Voter Fraud Arrests Complicate Election Administration
The list of individuals implicated in a South Texas voter fraud scheme continues to grow. This week, Francisco Tamez, Jr. was arraigned for allegedly voting illegally in both the November 2017 and March 2018 elections.
Illegal voting is a second-degree felony and imperils those charged with up to 20 years in prison and up to $10,000 in fines.
Tamez is charged along with others in illegal voting that resulted in Richard Molina becoming mayor of Edinburg. Molina and his wife were arrested and charged earlier this year in a far-reaching scheme that has resulted in the arrests of more than 20 individuals.
The couple is accused of having voters change their addresses so they would be eligible to vote for Molina in the election. Some addresses are alleged to have been changed to an apartment complex owned by Molina.
Like Tamez some stand accused of illegally voting in the November 2017 election because they were ineligible to do so or, as the Molina’s stand accused, allowing individuals who did not live in the city to use their addresses to register and vote.
The continued expansion of charges and the Molina web means election administration in Edinburg is getting complicated.
City secretary, Ludivina Leal was arrested earlier in September and charged with voting illegally.
Following her arrest, a motion was made for her removal but failed in a 2-2 tie vote. Despite surviving removal, Leal will not be the point person for local elections in 2019 according to the Hidalgo County Elections Administrator Yvonne Ramón

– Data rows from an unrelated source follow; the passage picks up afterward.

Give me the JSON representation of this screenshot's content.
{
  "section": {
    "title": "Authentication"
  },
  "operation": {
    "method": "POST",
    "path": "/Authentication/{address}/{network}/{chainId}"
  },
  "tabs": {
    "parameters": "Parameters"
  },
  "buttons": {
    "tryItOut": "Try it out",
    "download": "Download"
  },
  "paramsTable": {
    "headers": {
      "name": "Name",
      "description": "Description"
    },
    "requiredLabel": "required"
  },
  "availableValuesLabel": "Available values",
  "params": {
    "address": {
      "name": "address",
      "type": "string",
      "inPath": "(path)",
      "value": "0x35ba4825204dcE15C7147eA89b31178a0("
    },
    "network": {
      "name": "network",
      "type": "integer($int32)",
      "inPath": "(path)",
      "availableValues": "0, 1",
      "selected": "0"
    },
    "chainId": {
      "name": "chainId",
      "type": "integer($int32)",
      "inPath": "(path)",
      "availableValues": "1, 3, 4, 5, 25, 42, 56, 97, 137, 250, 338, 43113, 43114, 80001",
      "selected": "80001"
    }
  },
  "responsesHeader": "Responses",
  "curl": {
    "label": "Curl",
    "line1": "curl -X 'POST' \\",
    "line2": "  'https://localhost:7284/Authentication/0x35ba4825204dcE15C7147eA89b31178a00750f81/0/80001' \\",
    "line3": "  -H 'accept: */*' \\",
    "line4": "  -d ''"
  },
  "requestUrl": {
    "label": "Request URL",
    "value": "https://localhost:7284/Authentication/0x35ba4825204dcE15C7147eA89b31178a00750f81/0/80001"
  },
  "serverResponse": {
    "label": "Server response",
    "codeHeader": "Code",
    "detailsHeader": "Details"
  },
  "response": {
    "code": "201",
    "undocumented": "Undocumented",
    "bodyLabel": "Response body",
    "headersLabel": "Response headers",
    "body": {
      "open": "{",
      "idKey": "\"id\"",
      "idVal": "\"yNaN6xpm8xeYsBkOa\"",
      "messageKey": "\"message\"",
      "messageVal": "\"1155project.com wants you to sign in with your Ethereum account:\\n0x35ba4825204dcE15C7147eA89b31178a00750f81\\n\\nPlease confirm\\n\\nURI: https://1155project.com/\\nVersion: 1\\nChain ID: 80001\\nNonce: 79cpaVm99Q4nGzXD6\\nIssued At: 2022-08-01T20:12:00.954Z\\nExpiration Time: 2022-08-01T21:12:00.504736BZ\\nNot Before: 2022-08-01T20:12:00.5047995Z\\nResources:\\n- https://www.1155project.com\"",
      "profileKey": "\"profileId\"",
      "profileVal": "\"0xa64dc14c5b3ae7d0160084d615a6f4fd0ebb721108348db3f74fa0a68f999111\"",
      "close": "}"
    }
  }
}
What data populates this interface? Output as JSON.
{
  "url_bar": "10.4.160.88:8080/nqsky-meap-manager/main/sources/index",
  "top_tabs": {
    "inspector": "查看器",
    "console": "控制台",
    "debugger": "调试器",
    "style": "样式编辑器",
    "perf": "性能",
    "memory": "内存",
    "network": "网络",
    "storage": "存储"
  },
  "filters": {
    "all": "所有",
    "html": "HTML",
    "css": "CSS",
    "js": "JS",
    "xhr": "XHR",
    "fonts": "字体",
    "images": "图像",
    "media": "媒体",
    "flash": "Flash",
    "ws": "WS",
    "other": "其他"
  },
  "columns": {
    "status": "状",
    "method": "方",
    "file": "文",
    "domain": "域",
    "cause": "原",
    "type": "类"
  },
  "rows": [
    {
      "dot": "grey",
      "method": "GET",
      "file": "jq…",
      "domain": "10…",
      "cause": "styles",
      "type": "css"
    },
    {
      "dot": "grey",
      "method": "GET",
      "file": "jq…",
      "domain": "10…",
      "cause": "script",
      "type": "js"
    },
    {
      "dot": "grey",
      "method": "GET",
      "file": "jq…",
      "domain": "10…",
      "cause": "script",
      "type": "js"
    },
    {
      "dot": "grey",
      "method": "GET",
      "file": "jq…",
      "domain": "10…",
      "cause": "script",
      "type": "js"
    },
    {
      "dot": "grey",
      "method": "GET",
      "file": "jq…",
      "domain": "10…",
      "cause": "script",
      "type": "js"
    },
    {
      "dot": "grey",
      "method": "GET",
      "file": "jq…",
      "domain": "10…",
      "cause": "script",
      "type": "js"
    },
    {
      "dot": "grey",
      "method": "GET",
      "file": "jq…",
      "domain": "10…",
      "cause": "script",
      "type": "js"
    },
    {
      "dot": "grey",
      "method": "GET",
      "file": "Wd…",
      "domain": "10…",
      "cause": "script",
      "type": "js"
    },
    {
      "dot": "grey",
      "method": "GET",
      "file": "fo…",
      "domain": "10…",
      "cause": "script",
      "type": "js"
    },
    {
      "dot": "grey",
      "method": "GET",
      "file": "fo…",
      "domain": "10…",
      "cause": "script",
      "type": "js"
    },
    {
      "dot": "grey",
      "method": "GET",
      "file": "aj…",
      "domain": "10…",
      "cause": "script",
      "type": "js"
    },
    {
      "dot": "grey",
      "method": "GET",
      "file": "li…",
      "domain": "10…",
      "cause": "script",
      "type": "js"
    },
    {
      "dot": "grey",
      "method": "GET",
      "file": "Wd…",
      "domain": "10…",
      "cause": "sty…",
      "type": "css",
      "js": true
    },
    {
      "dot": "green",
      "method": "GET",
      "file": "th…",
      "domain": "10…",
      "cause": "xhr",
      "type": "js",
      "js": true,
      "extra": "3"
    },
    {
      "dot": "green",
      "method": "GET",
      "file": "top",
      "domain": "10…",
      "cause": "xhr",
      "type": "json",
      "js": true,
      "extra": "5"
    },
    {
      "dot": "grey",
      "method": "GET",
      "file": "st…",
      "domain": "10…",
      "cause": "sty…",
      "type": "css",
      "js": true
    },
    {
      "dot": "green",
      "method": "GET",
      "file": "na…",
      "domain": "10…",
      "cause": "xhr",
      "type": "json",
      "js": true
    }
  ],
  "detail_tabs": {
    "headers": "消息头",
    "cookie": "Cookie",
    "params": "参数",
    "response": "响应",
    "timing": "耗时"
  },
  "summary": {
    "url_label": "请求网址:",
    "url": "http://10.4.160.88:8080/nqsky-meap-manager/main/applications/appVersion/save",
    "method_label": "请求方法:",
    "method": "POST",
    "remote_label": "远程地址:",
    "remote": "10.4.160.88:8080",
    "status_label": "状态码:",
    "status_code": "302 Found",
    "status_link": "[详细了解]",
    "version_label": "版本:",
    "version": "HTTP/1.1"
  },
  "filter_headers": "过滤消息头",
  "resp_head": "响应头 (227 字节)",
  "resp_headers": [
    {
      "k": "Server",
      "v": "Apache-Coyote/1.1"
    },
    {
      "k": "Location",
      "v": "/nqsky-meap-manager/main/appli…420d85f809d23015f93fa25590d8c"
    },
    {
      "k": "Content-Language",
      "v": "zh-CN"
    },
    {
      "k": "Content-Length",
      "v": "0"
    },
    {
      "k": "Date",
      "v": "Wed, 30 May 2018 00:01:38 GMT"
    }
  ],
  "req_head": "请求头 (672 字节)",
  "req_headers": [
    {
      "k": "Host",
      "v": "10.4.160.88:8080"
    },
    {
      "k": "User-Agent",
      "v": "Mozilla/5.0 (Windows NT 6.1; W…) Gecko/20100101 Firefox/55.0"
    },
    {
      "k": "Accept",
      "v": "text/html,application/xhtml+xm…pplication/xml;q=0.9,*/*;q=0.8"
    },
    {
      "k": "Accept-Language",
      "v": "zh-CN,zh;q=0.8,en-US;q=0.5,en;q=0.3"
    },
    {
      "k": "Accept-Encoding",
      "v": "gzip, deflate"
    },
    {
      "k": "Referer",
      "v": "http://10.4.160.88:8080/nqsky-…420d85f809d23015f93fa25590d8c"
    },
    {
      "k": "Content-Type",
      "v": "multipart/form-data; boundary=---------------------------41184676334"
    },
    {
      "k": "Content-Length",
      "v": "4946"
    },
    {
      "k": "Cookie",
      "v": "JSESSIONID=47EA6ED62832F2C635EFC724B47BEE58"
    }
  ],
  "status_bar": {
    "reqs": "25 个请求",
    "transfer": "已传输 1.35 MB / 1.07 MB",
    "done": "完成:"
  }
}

Instead, the city attorney’s office will oversee the 2019 municipal election. Still, there is widespread concern among citizens and candidates. Carlos Jasso, a candidate for city council has requested that the Secretary of State’s office oversee the election given the continually unfolding charges and it’s reach into local government.